• [EXERCISE DETAILS]: The entries should be given again so that each one matches the original exactly.

• [THE DATA]:
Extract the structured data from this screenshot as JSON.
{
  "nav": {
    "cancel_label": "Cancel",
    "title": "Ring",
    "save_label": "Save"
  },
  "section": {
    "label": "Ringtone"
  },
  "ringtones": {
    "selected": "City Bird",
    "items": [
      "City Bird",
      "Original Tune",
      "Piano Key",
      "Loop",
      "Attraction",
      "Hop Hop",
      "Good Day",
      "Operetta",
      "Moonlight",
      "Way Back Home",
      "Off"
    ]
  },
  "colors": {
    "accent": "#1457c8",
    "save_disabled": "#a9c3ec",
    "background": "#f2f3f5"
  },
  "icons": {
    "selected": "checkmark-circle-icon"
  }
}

• [OUTPUT FOR THIS EXERCISE]:
Extract the structured data from this screenshot as JSON.
{
  "nav": {
    "cancel_label": "Cancel",
    "title": "Ring",
    "save_label": "Save"
  },
  "section": {
    "label": "Ringtone"
  },
  "ringtones": {
    "selected": "City Bird",
    "items": [
      "City Bird",
      "Original Tune",
      "Piano Key",
      "Loop",
      "Attraction",
      "Hop Hop",
      "Good Day",
      "Operetta",
      "Moonlight",
      "Way Back Home",
      "Off"
    ]
  },
  "colors": {
    "accent": "#1457c8",
    "save_disabled": "#a9c3ec",
    "background": "#f2f3f5"
  },
  "icons": {
    "selected": "checkmark-circle-icon"
  }
}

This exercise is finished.